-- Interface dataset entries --

· · · ·

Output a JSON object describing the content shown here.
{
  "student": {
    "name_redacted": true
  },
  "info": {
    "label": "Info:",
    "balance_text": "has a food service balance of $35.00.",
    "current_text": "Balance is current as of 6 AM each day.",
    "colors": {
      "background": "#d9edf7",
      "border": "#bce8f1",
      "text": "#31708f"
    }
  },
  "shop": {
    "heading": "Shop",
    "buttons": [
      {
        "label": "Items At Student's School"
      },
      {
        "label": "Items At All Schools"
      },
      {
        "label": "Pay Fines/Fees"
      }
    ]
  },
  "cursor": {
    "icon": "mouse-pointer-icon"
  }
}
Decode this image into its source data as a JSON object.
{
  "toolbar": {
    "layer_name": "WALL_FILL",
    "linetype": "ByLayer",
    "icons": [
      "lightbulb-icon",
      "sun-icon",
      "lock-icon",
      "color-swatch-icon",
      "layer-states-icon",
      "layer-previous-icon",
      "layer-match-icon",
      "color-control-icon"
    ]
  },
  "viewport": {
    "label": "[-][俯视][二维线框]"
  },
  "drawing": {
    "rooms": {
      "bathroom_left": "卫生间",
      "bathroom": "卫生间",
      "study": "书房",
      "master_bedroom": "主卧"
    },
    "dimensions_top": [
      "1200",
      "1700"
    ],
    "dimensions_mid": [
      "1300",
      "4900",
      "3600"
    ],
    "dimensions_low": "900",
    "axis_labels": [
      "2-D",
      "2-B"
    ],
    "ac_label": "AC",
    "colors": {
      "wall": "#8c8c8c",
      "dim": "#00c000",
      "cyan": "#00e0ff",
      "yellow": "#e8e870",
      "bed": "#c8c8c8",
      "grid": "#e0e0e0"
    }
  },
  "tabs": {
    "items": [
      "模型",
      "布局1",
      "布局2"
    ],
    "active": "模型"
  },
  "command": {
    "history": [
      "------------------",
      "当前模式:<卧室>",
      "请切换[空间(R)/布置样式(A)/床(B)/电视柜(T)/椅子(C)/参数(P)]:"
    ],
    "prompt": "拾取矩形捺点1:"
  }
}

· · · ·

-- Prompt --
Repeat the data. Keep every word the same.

-- Result for this exercise --
Output a JSON object describing the content shown here.
{
  "student": {
    "name_redacted": true
  },
  "info": {
    "label": "Info:",
    "balance_text": "has a food service balance of $35.00.",
    "current_text": "Balance is current as of 6 AM each day.",
    "colors": {
      "background": "#d9edf7",
      "border": "#bce8f1",
      "text": "#31708f"
    }
  },
  "shop": {
    "heading": "Shop",
    "buttons": [
      {
        "label": "Items At Student's School"
      },
      {
        "label": "Items At All Schools"
      },
      {
        "label": "Pay Fines/Fees"
      }
    ]
  },
  "cursor": {
    "icon": "mouse-pointer-icon"
  }
}
Decode this image into its source data as a JSON object.
{
  "toolbar": {
    "layer_name": "WALL_FILL",
    "linetype": "ByLayer",
    "icons": [
      "lightbulb-icon",
      "sun-icon",
      "lock-icon",
      "color-swatch-icon",
      "layer-states-icon",
      "layer-previous-icon",
      "layer-match-icon",
      "color-control-icon"
    ]
  },
  "viewport": {
    "label": "[-][俯视][二维线框]"
  },
  "drawing": {
    "rooms": {
      "bathroom_left": "卫生间",
      "bathroom": "卫生间",
      "study": "书房",
      "master_bedroom": "主卧"
    },
    "dimensions_top": [
      "1200",
      "1700"
    ],
    "dimensions_mid": [
      "1300",
      "4900",
      "3600"
    ],
    "dimensions_low": "900",
    "axis_labels": [
      "2-D",
      "2-B"
    ],
    "ac_label": "AC",
    "colors": {
      "wall": "#8c8c8c",
      "dim": "#00c000",
      "cyan": "#00e0ff",
      "yellow": "#e8e870",
      "bed": "#c8c8c8",
      "grid": "#e0e0e0"
    }
  },
  "tabs": {
    "items": [
      "模型",
      "布局1",
      "布局2"
    ],
    "active": "模型"
  },
  "command": {
    "history": [
      "------------------",
      "当前模式:<卧室>",
      "请切换[空间(R)/布置样式(A)/床(B)/电视柜(T)/椅子(C)/参数(P)]:"
    ],
    "prompt": "拾取矩形捺点1:"
  }
}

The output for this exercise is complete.